[Opening The data section]
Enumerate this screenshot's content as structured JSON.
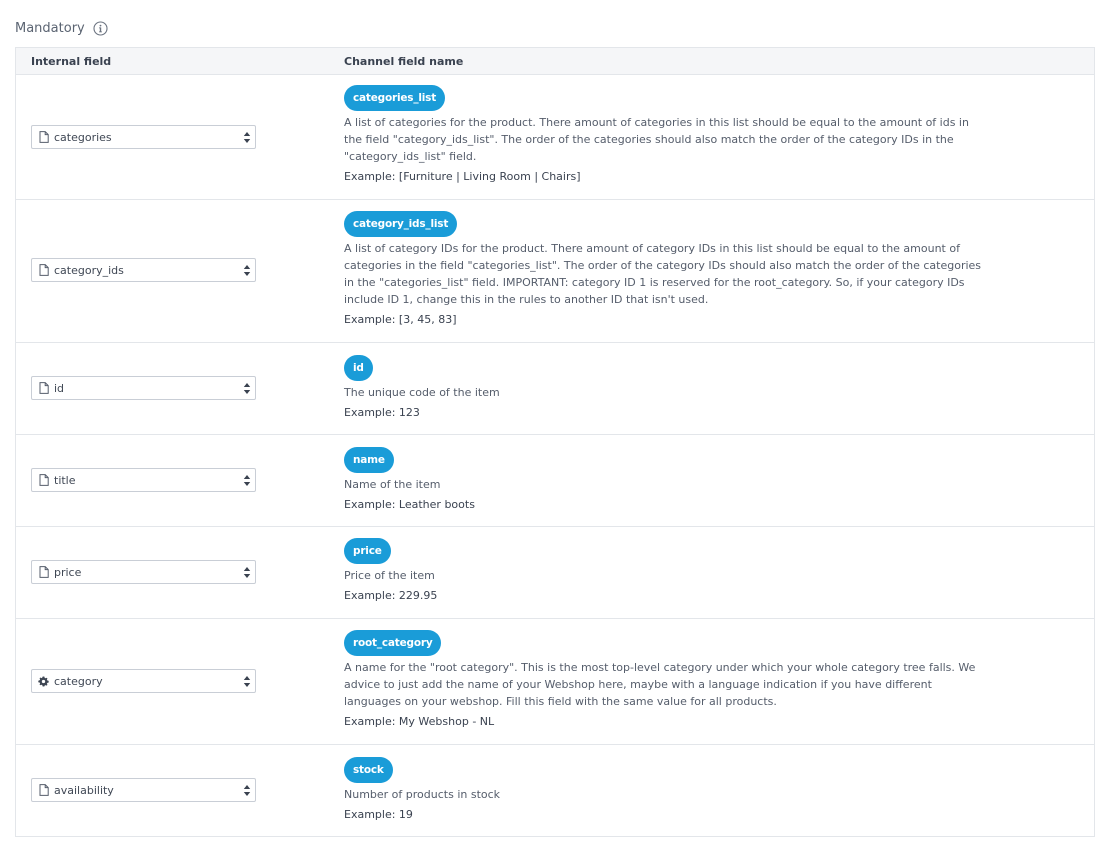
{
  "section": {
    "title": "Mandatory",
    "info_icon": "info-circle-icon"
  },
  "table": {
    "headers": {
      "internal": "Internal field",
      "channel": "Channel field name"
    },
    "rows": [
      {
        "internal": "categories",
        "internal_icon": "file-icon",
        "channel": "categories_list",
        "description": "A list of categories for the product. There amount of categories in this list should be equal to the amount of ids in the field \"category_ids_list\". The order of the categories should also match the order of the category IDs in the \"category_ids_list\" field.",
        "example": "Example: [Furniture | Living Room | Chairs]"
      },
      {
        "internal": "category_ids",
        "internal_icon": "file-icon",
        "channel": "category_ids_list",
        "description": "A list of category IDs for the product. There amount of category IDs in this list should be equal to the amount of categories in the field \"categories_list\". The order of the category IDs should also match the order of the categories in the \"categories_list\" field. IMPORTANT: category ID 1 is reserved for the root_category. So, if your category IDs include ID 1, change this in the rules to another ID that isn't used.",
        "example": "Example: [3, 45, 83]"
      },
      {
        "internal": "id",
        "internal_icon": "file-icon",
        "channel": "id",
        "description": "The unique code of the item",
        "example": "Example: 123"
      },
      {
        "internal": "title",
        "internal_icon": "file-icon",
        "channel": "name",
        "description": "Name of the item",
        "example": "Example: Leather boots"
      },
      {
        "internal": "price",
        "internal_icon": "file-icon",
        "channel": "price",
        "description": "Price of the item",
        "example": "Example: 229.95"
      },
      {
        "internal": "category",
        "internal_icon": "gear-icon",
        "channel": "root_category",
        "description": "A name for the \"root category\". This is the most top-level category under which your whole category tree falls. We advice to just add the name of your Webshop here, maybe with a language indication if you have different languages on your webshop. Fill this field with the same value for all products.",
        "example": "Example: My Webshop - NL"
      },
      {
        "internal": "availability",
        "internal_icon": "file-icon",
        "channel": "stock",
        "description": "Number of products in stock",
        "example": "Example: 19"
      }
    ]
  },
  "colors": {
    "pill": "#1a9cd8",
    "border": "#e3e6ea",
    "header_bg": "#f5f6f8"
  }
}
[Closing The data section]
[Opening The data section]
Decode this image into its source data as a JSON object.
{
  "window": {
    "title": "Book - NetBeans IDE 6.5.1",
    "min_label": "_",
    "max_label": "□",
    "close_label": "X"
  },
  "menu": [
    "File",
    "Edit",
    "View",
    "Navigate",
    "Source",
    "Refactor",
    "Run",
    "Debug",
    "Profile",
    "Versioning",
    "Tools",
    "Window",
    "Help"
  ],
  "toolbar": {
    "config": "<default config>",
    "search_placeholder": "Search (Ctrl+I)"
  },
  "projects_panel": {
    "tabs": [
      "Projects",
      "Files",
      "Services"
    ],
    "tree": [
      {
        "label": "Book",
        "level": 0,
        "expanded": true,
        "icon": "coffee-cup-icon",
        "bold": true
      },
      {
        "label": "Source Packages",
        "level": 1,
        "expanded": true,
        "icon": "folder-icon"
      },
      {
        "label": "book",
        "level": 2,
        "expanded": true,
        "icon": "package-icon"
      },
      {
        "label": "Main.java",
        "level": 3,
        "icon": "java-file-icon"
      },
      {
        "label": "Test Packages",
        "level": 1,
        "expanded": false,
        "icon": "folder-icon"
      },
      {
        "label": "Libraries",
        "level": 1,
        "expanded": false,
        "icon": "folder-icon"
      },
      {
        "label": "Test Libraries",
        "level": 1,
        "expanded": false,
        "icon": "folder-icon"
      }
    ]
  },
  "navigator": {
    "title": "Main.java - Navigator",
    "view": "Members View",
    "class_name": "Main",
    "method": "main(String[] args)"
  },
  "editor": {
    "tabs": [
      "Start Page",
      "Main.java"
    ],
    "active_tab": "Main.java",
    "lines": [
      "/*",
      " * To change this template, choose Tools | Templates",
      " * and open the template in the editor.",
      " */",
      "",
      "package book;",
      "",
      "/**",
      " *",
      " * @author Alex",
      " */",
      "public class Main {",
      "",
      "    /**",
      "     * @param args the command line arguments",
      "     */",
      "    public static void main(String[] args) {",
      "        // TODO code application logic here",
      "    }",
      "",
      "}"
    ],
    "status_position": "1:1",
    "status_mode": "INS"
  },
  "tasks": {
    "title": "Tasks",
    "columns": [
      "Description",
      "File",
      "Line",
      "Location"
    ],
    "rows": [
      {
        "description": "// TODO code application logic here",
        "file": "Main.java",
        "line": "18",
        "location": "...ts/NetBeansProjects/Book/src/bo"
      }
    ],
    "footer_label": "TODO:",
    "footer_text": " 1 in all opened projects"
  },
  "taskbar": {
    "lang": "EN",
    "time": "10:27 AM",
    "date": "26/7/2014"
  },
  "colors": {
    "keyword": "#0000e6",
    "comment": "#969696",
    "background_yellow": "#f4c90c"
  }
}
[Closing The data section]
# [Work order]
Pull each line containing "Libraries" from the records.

# [Response to the exercise]
        "label": "Libraries",
        "label": "Test Libraries",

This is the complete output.